We solve a situation in which we don’t know the number of localizers upfront. A localizer periodically broadcasts PING message to its peers. The message contains ORIGIN id and HOPS counter. We promote the set of recently relayed ORIGIN ids to a map between an ORIGIN and a timestamp (let’s assume our localizers posses some sort of clock). A localizer can estimate current load of the network around it. Let’s denote this as NETWORK_LOAD variable.

A localizer remembers the last time it sent a PING message. Let’s denote this as SINCE_LAST_PING variable. A decision function for broadcasting PING accepts SINCE_LAST_PING and NETWORK_LOAD and yields a boolean. Each localizer performs this computation in some interval.

By listening to the network, we can track a path taken by some subset of localizers through the space, which is useful if we know that those localizers are attached to an object of interest.

A major issue with periodic PING is deploying it on scale. Say we have a space of size of a cargo container uniformly filled with localizers which are ~0.5mm apart. To fill the volume of $50m^3$ we would need 100k localizers. Say the frequency of a PING event should ideally be 10s. That results in 10k new messages broadcasted to neighbours every second. The LOAD variable should throttle messages in a busy network, right? Yes, the network will auto adjust the periodicity of the PING message, but the periodicity only depends on the density and what a localizer considers high LOAD There’s no guarantee the throttling will result in a reasonable periodicity.
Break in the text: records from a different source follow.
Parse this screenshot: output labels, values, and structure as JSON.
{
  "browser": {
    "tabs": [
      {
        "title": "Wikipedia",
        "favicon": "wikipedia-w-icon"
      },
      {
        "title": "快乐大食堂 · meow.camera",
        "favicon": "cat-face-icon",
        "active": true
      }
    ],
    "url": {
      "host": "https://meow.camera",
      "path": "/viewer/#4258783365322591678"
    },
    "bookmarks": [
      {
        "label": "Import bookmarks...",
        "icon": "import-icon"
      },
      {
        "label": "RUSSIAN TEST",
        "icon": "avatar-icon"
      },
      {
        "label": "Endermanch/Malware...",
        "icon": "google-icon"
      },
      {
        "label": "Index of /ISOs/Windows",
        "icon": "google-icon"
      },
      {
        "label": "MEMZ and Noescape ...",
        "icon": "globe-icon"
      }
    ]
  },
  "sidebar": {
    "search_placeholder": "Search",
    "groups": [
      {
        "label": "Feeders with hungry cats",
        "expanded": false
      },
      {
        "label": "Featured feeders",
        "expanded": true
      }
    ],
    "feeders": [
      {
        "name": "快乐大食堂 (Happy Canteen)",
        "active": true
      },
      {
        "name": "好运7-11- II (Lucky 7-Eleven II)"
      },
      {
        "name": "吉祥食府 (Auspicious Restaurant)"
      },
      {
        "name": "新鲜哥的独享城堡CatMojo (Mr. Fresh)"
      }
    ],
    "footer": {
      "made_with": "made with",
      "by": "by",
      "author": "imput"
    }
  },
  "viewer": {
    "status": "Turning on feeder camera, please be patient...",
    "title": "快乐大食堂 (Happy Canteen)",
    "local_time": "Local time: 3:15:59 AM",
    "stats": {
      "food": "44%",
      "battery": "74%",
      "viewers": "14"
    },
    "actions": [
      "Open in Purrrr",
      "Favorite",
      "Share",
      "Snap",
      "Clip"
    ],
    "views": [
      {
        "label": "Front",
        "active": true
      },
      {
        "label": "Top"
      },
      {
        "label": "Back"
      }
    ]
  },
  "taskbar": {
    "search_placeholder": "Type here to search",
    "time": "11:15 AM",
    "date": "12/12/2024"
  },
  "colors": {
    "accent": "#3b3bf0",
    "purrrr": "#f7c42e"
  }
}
To lower the periodicity of PING messages from the same localizer, we can further limit hops by a constant MAX_HOPS. Therefore we can at least estimate density in the proximity of MAX_HOPS from the controllers. Further investigation on the behavior of periodic messages in the network is necessary.

  1. Not always accurate. Displaced localizers create areas of different densities, effectively skewing distances. The message might need to travel around an obstacle, bending the path of the “shock wave”. Further investigation of these situations is necessary. ↩︎

  2. The problem of positioning the controllers is hard. In the hello world environment $S$ positioning the controllers near each other into one plane works. However, we will need to rethink the approach when we try to model more interesting scenarios. ↩︎

  3. There is a problem of mirror images of A, B, C and D. The same problem plagues other algorithms and is a consequence of individual localizers not being aware of spacial dimensions. ↩︎

  4. A problem to consider is the two parallel pathways drifting out of sync as the recursion unfolds. For this we could introduce a syncing message QUERY_SYNC, which should be fairly trivial as we know the distance between A and B, C and D, and so on. ↩︎